Rossini’s overture to La gazza ladra (The Thieving Magpie) made a strong first impression, and for about 7 minutes we were listening in a 19th-century opera house, not a church.

Incidental music to A Midsummer Night’s Dream is the calling card of a genius named Felix Mendelssohn, a fact underscored by Teddy Abrams in his address to the audience. Mendelssohn’s music is often confused with that of an older composer, not one who died at the age of 38. The fact remains that Mendelssohn, like Mozart, was an anomaly in human achievement. Though Mendelssohn, unlike Mozart, still rests on a second tier in our musical pantheon, coming from that period still reeling from someone named Ludwig van Beethoven.

The brilliant overture, both in intellect and luster, opens with four shimmering chords in the woodwinds, a reference to the four days and “Four nights that will quickly dream away the time,” spoken by Hippolyta. What follows is a blistering forty seconds for the violins, at their most exposed, flittering lightly on their strings. Last night the violins held together, never out of control, but lacking the precision needed for this difficult passage, and similar ones that followed, to sound crisp. Its Scherzo, a jaunty interlude that precedes the entrance of Puck and the Fairies in Act II, bounced and danced, ending with a long, unbroken phrase gracefully played by principal flutist, Kathy Karr.
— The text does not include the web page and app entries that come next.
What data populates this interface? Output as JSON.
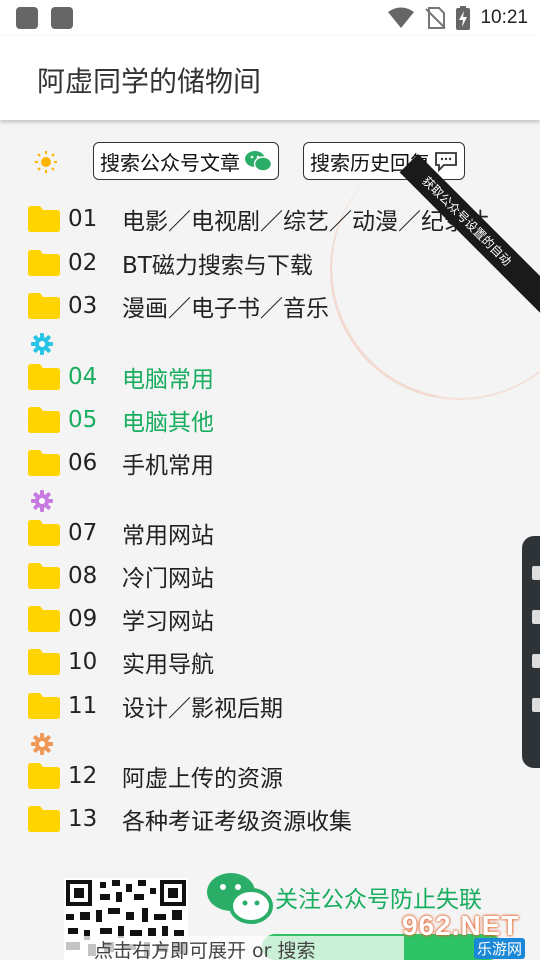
{
  "status_bar": {
    "time": "10:21"
  },
  "app_bar": {
    "title": "阿虚同学的储物间"
  },
  "toolbar": {
    "search_articles_label": "搜索公众号文章",
    "search_history_label": "搜索历史回复",
    "ribbon_text": "获取公众号设置的自动"
  },
  "folders": [
    {
      "num": "01",
      "label": "电影／电视剧／综艺／动漫／纪录片"
    },
    {
      "num": "02",
      "label": "BT磁力搜索与下载"
    },
    {
      "num": "03",
      "label": "漫画／电子书／音乐"
    },
    {
      "num": "04",
      "label": "电脑常用"
    },
    {
      "num": "05",
      "label": "电脑其他"
    },
    {
      "num": "06",
      "label": "手机常用"
    },
    {
      "num": "07",
      "label": "常用网站"
    },
    {
      "num": "08",
      "label": "冷门网站"
    },
    {
      "num": "09",
      "label": "学习网站"
    },
    {
      "num": "10",
      "label": "实用导航"
    },
    {
      "num": "11",
      "label": "设计／影视后期"
    },
    {
      "num": "12",
      "label": "阿虚上传的资源"
    },
    {
      "num": "13",
      "label": "各种考证考级资源收集"
    }
  ],
  "footer": {
    "follow_text": "关注公众号防止失联",
    "hint_text": "点击右方即可展开 or 搜索"
  },
  "watermark": {
    "top": "962.NET",
    "bottom": "乐游网"
  },
  "colors": {
    "green": "#19ad5f",
    "folder": "#ffd400",
    "gear_cyan": "#29c4e6",
    "gear_purple": "#c77be0",
    "gear_orange": "#f09a5a"
  }
}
Spencer Sharp, winner of the 2014 Association of the Louisville Orchestra Concerto Competition, played the first movement of the Dvořák violin concerto with assuredness. Abrams’ account of the first movement of Schubert’s “Unfinished” was impassioned and brooding. Like Mendelssohn, we may never come to terms with Schubert’s short, prolific life.

Beethoven, known for his anguish, showed us a playful and cheeky side with the Turkish March from The Ruins of Athens and the King Stephen Overture. The latter is Beethoven as a caricature of himself: grandiose statements, perky tunes and rousing anthems.

“Music Without Borders” implies a boundary exists, namely in Whitney Hall or the Brown Theater, and between an audience and the orchestra. The audience last night looked no different than the audience at Whitney Hall. The concept is right, but maybe next season will include concerts in Shawnee, Portland or Pleasure Ridge Park.

Music Without Borders continues tonight at 7:30pm, Ogle Center IUS, and tomorrow at 3:00pm at Congregation Adath Jeshrun.